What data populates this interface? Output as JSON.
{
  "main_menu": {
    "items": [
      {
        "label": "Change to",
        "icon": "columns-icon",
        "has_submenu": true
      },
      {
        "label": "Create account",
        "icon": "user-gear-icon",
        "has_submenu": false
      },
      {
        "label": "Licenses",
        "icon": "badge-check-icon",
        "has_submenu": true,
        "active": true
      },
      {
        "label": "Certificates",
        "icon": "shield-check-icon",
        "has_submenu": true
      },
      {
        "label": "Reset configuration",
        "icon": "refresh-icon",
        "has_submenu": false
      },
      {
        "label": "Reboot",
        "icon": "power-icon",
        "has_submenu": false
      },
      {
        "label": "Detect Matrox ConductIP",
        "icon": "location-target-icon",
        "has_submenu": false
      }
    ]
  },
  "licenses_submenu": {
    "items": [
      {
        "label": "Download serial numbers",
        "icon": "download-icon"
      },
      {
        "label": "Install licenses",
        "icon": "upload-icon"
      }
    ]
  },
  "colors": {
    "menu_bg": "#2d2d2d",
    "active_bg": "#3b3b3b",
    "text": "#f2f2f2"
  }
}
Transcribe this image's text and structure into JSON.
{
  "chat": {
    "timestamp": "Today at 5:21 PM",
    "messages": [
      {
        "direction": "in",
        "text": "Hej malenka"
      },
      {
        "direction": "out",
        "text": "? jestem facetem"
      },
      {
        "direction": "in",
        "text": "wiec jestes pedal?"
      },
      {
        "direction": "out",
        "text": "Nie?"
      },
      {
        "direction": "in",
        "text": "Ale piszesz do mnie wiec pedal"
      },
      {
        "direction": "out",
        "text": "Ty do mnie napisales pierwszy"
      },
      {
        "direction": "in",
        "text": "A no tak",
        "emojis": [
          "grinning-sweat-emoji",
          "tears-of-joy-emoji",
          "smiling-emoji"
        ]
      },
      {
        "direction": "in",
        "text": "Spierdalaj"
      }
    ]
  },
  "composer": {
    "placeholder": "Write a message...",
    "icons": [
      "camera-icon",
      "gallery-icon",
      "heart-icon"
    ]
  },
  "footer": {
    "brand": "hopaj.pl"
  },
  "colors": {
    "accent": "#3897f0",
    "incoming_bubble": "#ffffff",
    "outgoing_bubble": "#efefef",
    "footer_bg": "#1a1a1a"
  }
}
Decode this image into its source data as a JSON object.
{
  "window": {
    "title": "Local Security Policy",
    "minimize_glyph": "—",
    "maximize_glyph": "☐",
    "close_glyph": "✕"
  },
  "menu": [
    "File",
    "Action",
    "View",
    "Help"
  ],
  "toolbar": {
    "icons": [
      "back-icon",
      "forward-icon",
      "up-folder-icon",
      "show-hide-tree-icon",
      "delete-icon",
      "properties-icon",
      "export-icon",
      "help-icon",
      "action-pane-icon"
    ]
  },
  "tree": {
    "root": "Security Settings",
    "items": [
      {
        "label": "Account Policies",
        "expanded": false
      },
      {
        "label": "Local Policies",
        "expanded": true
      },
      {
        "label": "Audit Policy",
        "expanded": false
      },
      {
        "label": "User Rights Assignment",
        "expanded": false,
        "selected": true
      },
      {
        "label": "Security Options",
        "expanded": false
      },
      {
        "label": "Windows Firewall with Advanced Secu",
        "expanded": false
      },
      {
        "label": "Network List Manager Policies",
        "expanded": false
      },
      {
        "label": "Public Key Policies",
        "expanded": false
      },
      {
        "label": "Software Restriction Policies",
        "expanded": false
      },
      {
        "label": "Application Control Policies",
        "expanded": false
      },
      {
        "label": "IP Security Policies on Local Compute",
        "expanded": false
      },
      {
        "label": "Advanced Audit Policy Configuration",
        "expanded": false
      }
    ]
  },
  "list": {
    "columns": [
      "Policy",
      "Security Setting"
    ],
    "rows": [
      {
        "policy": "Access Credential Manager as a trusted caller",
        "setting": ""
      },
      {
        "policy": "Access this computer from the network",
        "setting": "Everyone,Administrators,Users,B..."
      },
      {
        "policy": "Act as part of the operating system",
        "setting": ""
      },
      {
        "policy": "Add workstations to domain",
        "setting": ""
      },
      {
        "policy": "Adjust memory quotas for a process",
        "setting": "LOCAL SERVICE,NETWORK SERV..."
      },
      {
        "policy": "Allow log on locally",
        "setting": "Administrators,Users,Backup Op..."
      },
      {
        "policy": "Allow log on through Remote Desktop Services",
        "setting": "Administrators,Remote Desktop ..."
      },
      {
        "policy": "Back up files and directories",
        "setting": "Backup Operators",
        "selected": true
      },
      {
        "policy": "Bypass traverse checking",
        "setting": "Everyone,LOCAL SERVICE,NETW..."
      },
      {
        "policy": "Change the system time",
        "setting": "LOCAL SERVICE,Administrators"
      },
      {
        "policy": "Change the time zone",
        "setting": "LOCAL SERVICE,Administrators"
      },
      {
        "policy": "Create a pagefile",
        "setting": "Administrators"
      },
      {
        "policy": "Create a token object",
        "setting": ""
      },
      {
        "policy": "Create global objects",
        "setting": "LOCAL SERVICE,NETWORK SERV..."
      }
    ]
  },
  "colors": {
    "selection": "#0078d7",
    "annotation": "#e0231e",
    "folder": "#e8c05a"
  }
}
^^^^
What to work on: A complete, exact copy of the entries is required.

Reply to the exercise:
What data populates this interface? Output as JSON.
{
  "main_menu": {
    "items": [
      {
        "label": "Change to",
        "icon": "columns-icon",
        "has_submenu": true
      },
      {
        "label": "Create account",
        "icon": "user-gear-icon",
        "has_submenu": false
      },
      {
        "label": "Licenses",
        "icon": "badge-check-icon",
        "has_submenu": true,
        "active": true
      },
      {
        "label": "Certificates",
        "icon": "shield-check-icon",
        "has_submenu": true
      },
      {
        "label": "Reset configuration",
        "icon": "refresh-icon",
        "has_submenu": false
      },
      {
        "label": "Reboot",
        "icon": "power-icon",
        "has_submenu": false
      },
      {
        "label": "Detect Matrox ConductIP",
        "icon": "location-target-icon",
        "has_submenu": false
      }
    ]
  },
  "licenses_submenu": {
    "items": [
      {
        "label": "Download serial numbers",
        "icon": "download-icon"
      },
      {
        "label": "Install licenses",
        "icon": "upload-icon"
      }
    ]
  },
  "colors": {
    "menu_bg": "#2d2d2d",
    "active_bg": "#3b3b3b",
    "text": "#f2f2f2"
  }
}
Transcribe this image's text and structure into JSON.
{
  "chat": {
    "timestamp": "Today at 5:21 PM",
    "messages": [
      {
        "direction": "in",
        "text": "Hej malenka"
      },
      {
        "direction": "out",
        "text": "? jestem facetem"
      },
      {
        "direction": "in",
        "text": "wiec jestes pedal?"
      },
      {
        "direction": "out",
        "text": "Nie?"
      },
      {
        "direction": "in",
        "text": "Ale piszesz do mnie wiec pedal"
      },
      {
        "direction": "out",
        "text": "Ty do mnie napisales pierwszy"
      },
      {
        "direction": "in",
        "text": "A no tak",
        "emojis": [
          "grinning-sweat-emoji",
          "tears-of-joy-emoji",
          "smiling-emoji"
        ]
      },
      {
        "direction": "in",
        "text": "Spierdalaj"
      }
    ]
  },
  "composer": {
    "placeholder": "Write a message...",
    "icons": [
      "camera-icon",
      "gallery-icon",
      "heart-icon"
    ]
  },
  "footer": {
    "brand": "hopaj.pl"
  },
  "colors": {
    "accent": "#3897f0",
    "incoming_bubble": "#ffffff",
    "outgoing_bubble": "#efefef",
    "footer_bg": "#1a1a1a"
  }
}
Decode this image into its source data as a JSON object.
{
  "window": {
    "title": "Local Security Policy",
    "minimize_glyph": "—",
    "maximize_glyph": "☐",
    "close_glyph": "✕"
  },
  "menu": [
    "File",
    "Action",
    "View",
    "Help"
  ],
  "toolbar": {
    "icons": [
      "back-icon",
      "forward-icon",
      "up-folder-icon",
      "show-hide-tree-icon",
      "delete-icon",
      "properties-icon",
      "export-icon",
      "help-icon",
      "action-pane-icon"
    ]
  },
  "tree": {
    "root": "Security Settings",
    "items": [
      {
        "label": "Account Policies",
        "expanded": false
      },
      {
        "label": "Local Policies",
        "expanded": true
      },
      {
        "label": "Audit Policy",
        "expanded": false
      },
      {
        "label": "User Rights Assignment",
        "expanded": false,
        "selected": true
      },
      {
        "label": "Security Options",
        "expanded": false
      },
      {
        "label": "Windows Firewall with Advanced Secu",
        "expanded": false
      },
      {
        "label": "Network List Manager Policies",
        "expanded": false
      },
      {
        "label": "Public Key Policies",
        "expanded": false
      },
      {
        "label": "Software Restriction Policies",
        "expanded": false
      },
      {
        "label": "Application Control Policies",
        "expanded": false
      },
      {
        "label": "IP Security Policies on Local Compute",
        "expanded": false
      },
      {
        "label": "Advanced Audit Policy Configuration",
        "expanded": false
      }
    ]
  },
  "list": {
    "columns": [
      "Policy",
      "Security Setting"
    ],
    "rows": [
      {
        "policy": "Access Credential Manager as a trusted caller",
        "setting": ""
      },
      {
        "policy": "Access this computer from the network",
        "setting": "Everyone,Administrators,Users,B..."
      },
      {
        "policy": "Act as part of the operating system",
        "setting": ""
      },
      {
        "policy": "Add workstations to domain",
        "setting": ""
      },
      {
        "policy": "Adjust memory quotas for a process",
        "setting": "LOCAL SERVICE,NETWORK SERV..."
      },
      {
        "policy": "Allow log on locally",
        "setting": "Administrators,Users,Backup Op..."
      },
      {
        "policy": "Allow log on through Remote Desktop Services",
        "setting": "Administrators,Remote Desktop ..."
      },
      {
        "policy": "Back up files and directories",
        "setting": "Backup Operators",
        "selected": true
      },
      {
        "policy": "Bypass traverse checking",
        "setting": "Everyone,LOCAL SERVICE,NETW..."
      },
      {
        "policy": "Change the system time",
        "setting": "LOCAL SERVICE,Administrators"
      },
      {
        "policy": "Change the time zone",
        "setting": "LOCAL SERVICE,Administrators"
      },
      {
        "policy": "Create a pagefile",
        "setting": "Administrators"
      },
      {
        "policy": "Create a token object",
        "setting": ""
      },
      {
        "policy": "Create global objects",
        "setting": "LOCAL SERVICE,NETWORK SERV..."
      }
    ]
  },
  "colors": {
    "selection": "#0078d7",
    "annotation": "#e0231e",
    "folder": "#e8c05a"
  }
}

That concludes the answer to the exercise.